Darko: I have a weird hobby; I collect old computers. The reason I do this is because I skipped a big part of computing in the 1990s and 1980s, so I wish to experience that. You may ask yourself now, “But what do you DO with those old hunks of metal?”. I try to do two things: 1.) Restore them to their previous glory by cleaning and repairing them, and 2.) Make them do something they should not do – like connect to the internet.
Now I come to the article I’ve written. In short, what I did here is:
I used a Tandy 102 portable computer from 1986 and deployed a Kubernetes application to AWS.
The article goes into detail, but I “simply” used the Tandy 102 as a “dumb terminal” and ran kubectl commands from a more modern computer. Some would say that is cheating, and I would agree with them. The Tandy 102 was never meant to run something like a networking stack, let alone kubectl.
The idea came from thinking about something very modern (in a tech sense) that I can do with something very old. I have a few more things I’ve done but not written about it:
Training a Machine Learning model on a Pentium 2 Computer, deploying serverless applications with a DEC teletype, building and deploying cloud infrastructure with a Commodore 64, deploying a container cluster onto 3 Apple Macbooks from 2007.
Again, “Why Darko?”. Well, I find it fun. Fun to stretch the capabilities of technology and maybe give someone a nostalgic chuckle.
Technology has not changed that much in 40 years
What lessons did you learn from this project regarding old and new technology?
Darko: One thing that stood out for me when doing a project such as this is that technology, in its essence, has not changed all that much over the last 30-40 years. Yes, we have moved on with bigger, better, faster systems, but the core concepts remain. The CPU still has cycles, the memory still has its addresses, and the input and output devices still (kind of) do the same thing. It shows that even old (very old) hardware can be used in a pinch to do more modern stuff thanks to the backward compatibility of modern systems. More specifically, thanks to command line tools and Linux.
Everything as a code
Please share some predictions on what you thing the future will be like in tech and how to future-proof your career?
Darko: I will speak from a very biased position here, as I do work for a cloud vendor, but my opinion when it comes to the future of tech is the following:
1) Everything is on the cloud. Yes, unless there is an absolute need for a local data center (regulatory or latency requirements), all workloads should use the cloud. Reasons are plenty, but as an engineer, for me, the biggest reason is the ability to try new things, experiment, fail, and try again.
2) AI/ML is the wave of the future. If you are not using AI tools to help you do a better job, you better get started. With the availability of AI coding companions such as Amazon CodeWhisperer or GitHub Copilot, you will only benefit from those as a developer. Besides just using AI/ML tools, see how AI / ML can benefit your workload. Is there a need that AI can fill in your product? Will it improve the end-user experience?
But also, remember these wise words: “Never use AI unless you need it”.
I am trying to say that do not try to shoehorn AI into your application just because everyone else is doing it.

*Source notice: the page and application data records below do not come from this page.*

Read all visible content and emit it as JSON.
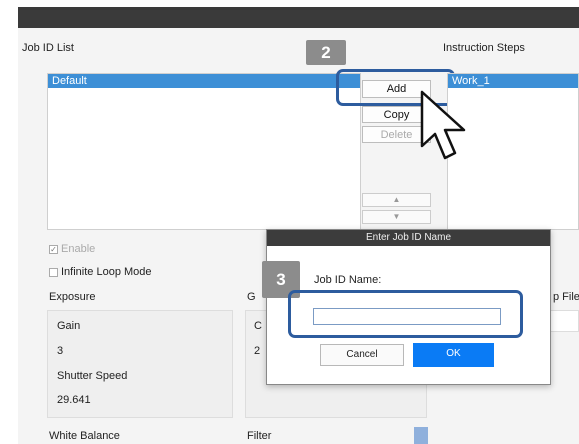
{
  "job_panel": {
    "title": "Job ID List",
    "items": [
      "Default"
    ],
    "buttons": {
      "add": "Add",
      "copy": "Copy",
      "delete": "Delete",
      "up": "▲",
      "down": "▼"
    },
    "enable_label": "Enable",
    "enable_checked": true,
    "infinite_loop_label": "Infinite Loop Mode",
    "infinite_loop_checked": false
  },
  "instruction_panel": {
    "title": "Instruction Steps",
    "items": [
      "Work_1"
    ],
    "partial_label": "p File"
  },
  "camera": {
    "exposure_title": "Exposure",
    "gain_label": "Gain",
    "gain_value": "3",
    "shutter_label": "Shutter Speed",
    "shutter_value": "29.641",
    "second_title_partial": "G",
    "second_label_partial": "C",
    "second_value_partial": "2",
    "white_balance_title": "White Balance",
    "filter_title": "Filter"
  },
  "steps": {
    "step2": "2",
    "step3": "3"
  },
  "dialog": {
    "title": "Enter Job ID Name",
    "field_label": "Job ID Name:",
    "field_value": "",
    "cancel": "Cancel",
    "ok": "OK"
  },
  "colors": {
    "highlight": "#2d5c9e",
    "selection": "#3d8fd6",
    "ok_button": "#0a7bf5",
    "badge": "#8c8c8c"
  }
}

3) Everything as a code – since everything is in the cloud, everything should also be coded.
If you are not writing your infrastructure as code, you are doing it wrong. If you are not creating configuration elements as code, you are doing it wrong.
You are doing it wrong if you are not adding audits as code. Automate your job away by doing everything as code, and you will be able to reach any scale.
4) The best programming language is the one you are good at. So, pick a language that makes sense and get good at it. Just try not to make that language an esoteric one and stick with the mainstream. Do not worry too much about the latest and greatest and hottest languages, if you know one language well, others will come quickly.